The identification of Eurotamandua as an anteater hasn’t just been challenged by morphological data: molecular studies also indicate that it’s unlikely to be correct. Delsuc et al. (2001) used molecular dating to show that the earliest divergence in Xenarthra (between armadillos and the members of the sloth + anteater clade) must have occurred round about the time of the Cretaceous-Paleogene boundary, and that sloths and anteaters must have diverged in the Early Eocene. Eurotamandua really doesn’t fit with this, as there is really no obvious way for Vermilingua to have originated in South America in the Early Eocene and to have then gotten to Europe within about 10 million years (unless anteaters are actually expert mariners, or able to teleport). Delsuc et al. (2001) therefore noted that their results better agreed with a non-xenarthran position (a la Szalay & Shrenk (1998) and Rose (1999)) or basal xenarthran position (a la Gaudin & Branham (1998)) for Eurotamandua.
Incidentally, Delsuc et al. (2001) dated the cyclopine-myrmecophagine split to the Late Eocene. While we’re talking about anteater phylogeny, let’s use this opportunity to remind ourselves that the Giant anteater Myrmecophaga tridactyla is, according to the phylogeny, a secondarily terrestrial descendant of arboreal ancestors, given that other myrmecophagines, and cyclopines, are arboreal. Arboreal ancestry might explain some of the peculiar morphological details of the Giant anteater, but that’s a subject for another time.
In conclusion… while we remain uncertain just what Eurotamandua really is, the idea that it’s a member of Vermilingua is pretty much dead, and the idea that it’s a xenarthran is now widely doubted. I personally think that Rose (1999) made a good argument for palaeanodont affinities. If this is right, that ‘out of place xenarthan’ problem disappears.
So, must get round to palaeanodonts some time. And ernanodontids.
For other Tet Zoo articles on xenarthrans see…
- Ten things you didn’t know about sloths
- Five things you didn’t know about armadillos
- What was that skull? (on glyptodonts)
- I, Priodontes, the tatuasu
- The Panamanian Blue Hill Monster (or Cerro Azul Monster)
Refs – –
Delsuc, F., Catzeflis, F. M., Stanhope, M. J. & Douzery, E. J. P. 2001. The evolution of armadillos, anteaters and sloths depicted by nuclear and mitochondrial phylogenies: implications for the status of the enigmatic fossil Eurotamandua.
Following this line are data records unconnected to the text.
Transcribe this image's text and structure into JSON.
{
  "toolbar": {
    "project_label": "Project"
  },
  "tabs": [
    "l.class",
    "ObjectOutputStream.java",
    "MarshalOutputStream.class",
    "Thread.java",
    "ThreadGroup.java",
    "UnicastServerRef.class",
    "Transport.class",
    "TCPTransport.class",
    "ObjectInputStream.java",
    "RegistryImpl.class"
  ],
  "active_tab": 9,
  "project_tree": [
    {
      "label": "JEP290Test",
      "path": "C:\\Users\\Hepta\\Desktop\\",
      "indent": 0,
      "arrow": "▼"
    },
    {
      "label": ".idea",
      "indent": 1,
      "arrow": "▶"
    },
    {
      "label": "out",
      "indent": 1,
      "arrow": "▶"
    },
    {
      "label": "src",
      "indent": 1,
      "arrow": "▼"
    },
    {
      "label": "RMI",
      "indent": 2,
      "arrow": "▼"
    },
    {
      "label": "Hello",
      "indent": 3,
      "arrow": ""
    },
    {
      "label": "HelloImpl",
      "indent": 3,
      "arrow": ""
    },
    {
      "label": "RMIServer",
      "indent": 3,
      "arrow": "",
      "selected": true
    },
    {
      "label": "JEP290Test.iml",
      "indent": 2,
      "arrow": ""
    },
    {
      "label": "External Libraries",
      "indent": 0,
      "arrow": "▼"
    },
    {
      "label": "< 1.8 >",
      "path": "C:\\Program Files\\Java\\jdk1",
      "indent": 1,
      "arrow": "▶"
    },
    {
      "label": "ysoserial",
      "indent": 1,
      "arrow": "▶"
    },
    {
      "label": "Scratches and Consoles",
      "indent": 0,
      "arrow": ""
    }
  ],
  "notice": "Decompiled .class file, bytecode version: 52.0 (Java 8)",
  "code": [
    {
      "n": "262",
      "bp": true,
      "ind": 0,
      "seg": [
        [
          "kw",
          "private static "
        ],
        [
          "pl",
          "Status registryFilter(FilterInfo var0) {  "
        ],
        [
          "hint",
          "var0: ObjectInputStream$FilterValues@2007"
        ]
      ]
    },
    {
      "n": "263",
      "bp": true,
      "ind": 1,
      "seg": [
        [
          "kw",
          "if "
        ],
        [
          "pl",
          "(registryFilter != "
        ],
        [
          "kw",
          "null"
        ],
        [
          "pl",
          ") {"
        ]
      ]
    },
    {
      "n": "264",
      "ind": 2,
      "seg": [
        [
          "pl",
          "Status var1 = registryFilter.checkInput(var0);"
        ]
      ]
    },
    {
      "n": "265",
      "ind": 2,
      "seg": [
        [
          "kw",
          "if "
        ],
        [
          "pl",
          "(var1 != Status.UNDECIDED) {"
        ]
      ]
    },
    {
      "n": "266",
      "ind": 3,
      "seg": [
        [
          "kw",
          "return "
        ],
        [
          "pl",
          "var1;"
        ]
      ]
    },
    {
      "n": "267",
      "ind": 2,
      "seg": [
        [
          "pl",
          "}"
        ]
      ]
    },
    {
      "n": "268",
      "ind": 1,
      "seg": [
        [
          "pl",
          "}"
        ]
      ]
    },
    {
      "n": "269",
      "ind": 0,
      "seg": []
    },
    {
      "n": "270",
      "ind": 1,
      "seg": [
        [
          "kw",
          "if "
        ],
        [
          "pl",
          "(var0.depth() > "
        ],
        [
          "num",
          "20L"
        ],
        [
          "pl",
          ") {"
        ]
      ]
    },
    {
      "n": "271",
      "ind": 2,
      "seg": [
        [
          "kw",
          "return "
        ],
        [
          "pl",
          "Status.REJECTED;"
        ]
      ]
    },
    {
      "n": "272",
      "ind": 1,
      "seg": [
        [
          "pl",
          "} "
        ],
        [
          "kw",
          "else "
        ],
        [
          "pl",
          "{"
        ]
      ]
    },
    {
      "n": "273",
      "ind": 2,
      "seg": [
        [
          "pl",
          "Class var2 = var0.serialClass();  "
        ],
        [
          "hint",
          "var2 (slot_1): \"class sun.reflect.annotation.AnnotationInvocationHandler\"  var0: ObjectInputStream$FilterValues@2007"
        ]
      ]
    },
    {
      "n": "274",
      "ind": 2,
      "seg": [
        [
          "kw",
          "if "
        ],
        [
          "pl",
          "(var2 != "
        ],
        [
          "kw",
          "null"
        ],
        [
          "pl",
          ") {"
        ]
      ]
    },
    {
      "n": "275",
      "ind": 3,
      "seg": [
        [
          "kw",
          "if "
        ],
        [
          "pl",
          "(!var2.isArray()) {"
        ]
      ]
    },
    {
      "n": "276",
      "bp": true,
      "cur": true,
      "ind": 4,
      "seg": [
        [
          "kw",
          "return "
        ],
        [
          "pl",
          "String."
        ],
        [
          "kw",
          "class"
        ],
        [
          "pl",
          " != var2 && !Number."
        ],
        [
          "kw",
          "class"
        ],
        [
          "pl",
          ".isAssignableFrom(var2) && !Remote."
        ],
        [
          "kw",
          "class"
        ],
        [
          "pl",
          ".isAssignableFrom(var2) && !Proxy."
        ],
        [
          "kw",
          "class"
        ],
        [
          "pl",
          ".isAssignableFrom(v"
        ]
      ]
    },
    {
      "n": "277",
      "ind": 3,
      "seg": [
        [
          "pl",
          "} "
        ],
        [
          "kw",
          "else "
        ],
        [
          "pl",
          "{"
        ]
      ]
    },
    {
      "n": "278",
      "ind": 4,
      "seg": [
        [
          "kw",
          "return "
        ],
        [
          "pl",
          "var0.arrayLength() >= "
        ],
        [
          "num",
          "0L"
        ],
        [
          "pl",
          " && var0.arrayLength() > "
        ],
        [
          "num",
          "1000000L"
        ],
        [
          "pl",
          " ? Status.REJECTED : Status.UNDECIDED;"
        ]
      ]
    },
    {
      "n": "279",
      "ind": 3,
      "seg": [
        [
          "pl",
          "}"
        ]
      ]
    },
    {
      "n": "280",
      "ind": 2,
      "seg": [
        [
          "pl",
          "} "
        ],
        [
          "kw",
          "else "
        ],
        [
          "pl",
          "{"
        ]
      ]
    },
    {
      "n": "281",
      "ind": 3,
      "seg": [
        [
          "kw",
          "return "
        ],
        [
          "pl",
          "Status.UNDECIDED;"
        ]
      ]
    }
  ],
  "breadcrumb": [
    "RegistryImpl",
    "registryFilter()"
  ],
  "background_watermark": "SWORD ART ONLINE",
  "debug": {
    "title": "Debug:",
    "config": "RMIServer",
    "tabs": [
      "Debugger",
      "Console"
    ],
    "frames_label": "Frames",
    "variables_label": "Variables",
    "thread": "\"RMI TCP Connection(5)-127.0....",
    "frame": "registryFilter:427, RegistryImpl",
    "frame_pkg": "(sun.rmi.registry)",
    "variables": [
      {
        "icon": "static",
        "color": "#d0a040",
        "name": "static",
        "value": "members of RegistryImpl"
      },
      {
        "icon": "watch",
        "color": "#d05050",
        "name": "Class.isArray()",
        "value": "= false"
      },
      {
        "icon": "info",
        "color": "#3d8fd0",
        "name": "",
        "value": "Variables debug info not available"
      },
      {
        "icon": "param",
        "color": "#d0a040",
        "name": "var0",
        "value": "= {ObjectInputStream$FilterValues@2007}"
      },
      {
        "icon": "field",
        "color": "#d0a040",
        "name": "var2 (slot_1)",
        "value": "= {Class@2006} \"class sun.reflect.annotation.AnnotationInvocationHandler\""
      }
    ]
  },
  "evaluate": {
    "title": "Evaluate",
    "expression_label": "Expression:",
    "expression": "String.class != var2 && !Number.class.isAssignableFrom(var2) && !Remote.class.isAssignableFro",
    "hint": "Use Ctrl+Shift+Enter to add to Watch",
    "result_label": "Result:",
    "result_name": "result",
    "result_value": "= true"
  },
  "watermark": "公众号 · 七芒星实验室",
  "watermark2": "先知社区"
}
Proceedings of the Royal Society of London B 268, 1605-1615.
Gaudin, T. J. 1999. The morphology of xenarthrous vertebrae (Mammalia: Xenarthra). Fieldiana: Geology 41, 1-38.
– . & Branham, D. G. 1998. The phylogeny of the Myrmecophagidae (Mammalia, Xenarthra, Vermilingua) and the relationship of Eurotamandua to the Vermilingua. Journal of Mammalian Evolution 5, 237-265.
Rose, K. D. 1999. Eurotamandua and Palaeanodonta: convergent or related? Paläontologische Zeitschrift 73, 395-401.
– . & Emry, R. J. 1993. Relationships of Xenarthra, Pholidota, and fossil “edentates”: the morphological evidence. In Szalay, F. S., Novacek, M. J. & McKenna, M. C. (eds) Mammal Phylogeny (placentals). Springer (New York), pp. 81-102.
Shoshani, J., McKenna, M. C., Rose, K. D. & Emry, R. J. 1997. Eurotamandua is a pholidotan not a xenarthran. Journal of Vertebrate Paleontology 17 (supp. 3), 76A.
Storch, G. 1981. Eurotamandua joresi, ein Myrmecophagidae aus dem Eozän der “Grube Messel” bei Darmstadt (Mammalia, Xenarthra). Senckenbergiana lethaea 61, 247-289.
– . & Habersetzer, J. 1991. Rückverlagerte Choanen und akzessorische Bulla tympanica bei rezenten Vermilingua und Eurotamandua aus dem Eozän von Messel (Mammalia: Xenarthra). Zeitschrift für Säugetierkunde 56, 257-271.
Szalay, F. S. & Schrenk, F. 1998. The Middle Eocene Eurotamandua and a Darwinian phylogenetic analysis of “edentates”. Kaupia 7, 97-186.